Of all milestones in life, weddings are possibly the most steeped in cultural significance. After all, the prospect of forgoing a reception — in lieu of simply a visit to a government building for a marriage license — would fill most people with disappointment. If you’re a traditionalist, then this special occasion may leave you with a slew of questions about how to fulfill those conventional expectations. Well, the XO Group Inc. (formerly The Knot) may be able to ease your concerns with its comprehensive Real Weddings Study, the results of which were released this past month.
These statistics won’t help you determine your personal cultural traditions, but they can at the very least identify some of the many factors found in an average wedding. And if you’re someone who likes to stand out from the crowd, then this report will tell you precisely what to avoid.

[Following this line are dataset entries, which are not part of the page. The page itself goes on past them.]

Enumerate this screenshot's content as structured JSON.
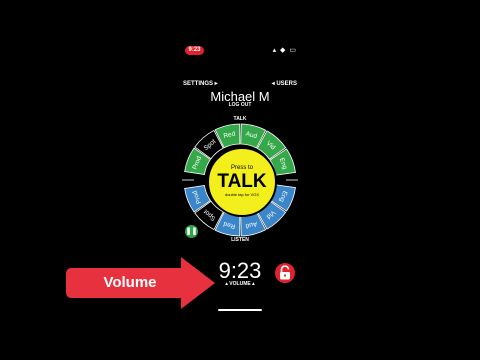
{
  "status_bar": {
    "time": "9:23",
    "icons": "▴ ◆ ▭"
  },
  "nav": {
    "settings": "SETTINGS ▸",
    "users": "◂ USERS"
  },
  "user": {
    "name": "Michael M",
    "logout": "LOG OUT"
  },
  "wheel": {
    "talk_label": "TALK",
    "listen_label": "LISTEN",
    "talk_segments": [
      "Prod",
      "Spot",
      "Red",
      "Aud",
      "Vid",
      "Eng"
    ],
    "listen_segments": [
      "Prod",
      "Spot",
      "Red",
      "Aud",
      "Vid",
      "Eng"
    ],
    "talk_segment_colors": [
      "#35a84a",
      "#ffffff",
      "#35a84a",
      "#35a84a",
      "#35a84a",
      "#35a84a"
    ],
    "listen_segment_colors": [
      "#3a86c8",
      "#ffffff",
      "#3a86c8",
      "#3a86c8",
      "#3a86c8",
      "#3a86c8"
    ]
  },
  "talk_button": {
    "top": "Press to",
    "main": "TALK",
    "sub": "double tap for VOX"
  },
  "controls": {
    "pause_icon": "pause-icon",
    "pause_glyph": "❚❚",
    "lock_icon": "unlock-icon"
  },
  "clock": {
    "time": "9:23",
    "volume_label": "▴ VOLUME ▴"
  },
  "annotation": {
    "label": "Volume",
    "color": "#e8313f"
  }
}
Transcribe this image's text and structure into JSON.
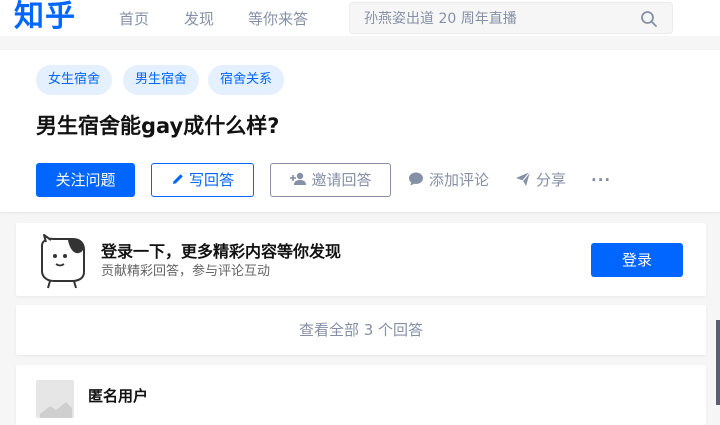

For example, the most popular month to get engaged is December, an engagement that lasts typically about fourteen months.
According to this same survey — as mentioned in a previous post — the average price of an engagement ring is documented at $5,855. That’s up nearly $300 from 2013’s $5,598. Another useful fact to know when picking out your ring is that “round” the most common diamond shape used, with “princess” as the next likely option. In terms of material, you’ll find white gold far in the lead, taking over 73% of the population.
As for the bands exchanged during the ceremony itself, while last year’s final stats haven’t yet been publicized, the year before has quite a bit of information on the subject. In 2013, more grooms wore wedding bands than brides (96% to 93%), which is an interesting and perhaps unexpected twist. If you’re looking for most common metals, it will depend on which half of the couple you are; the most frequent choice for brides is — like the engagement ring — white gold, used by an overwhelming majority of the population (70%). For grooms, meanwhile, the spread is much more diverse. Only 27% of men go for a white gold band, which comes as a close second to the top metal — tungsten carbide — accounting for 32%. Least common option? For women it’s cobalt, at under 1%, whereas for men it’s the dainty rose gold.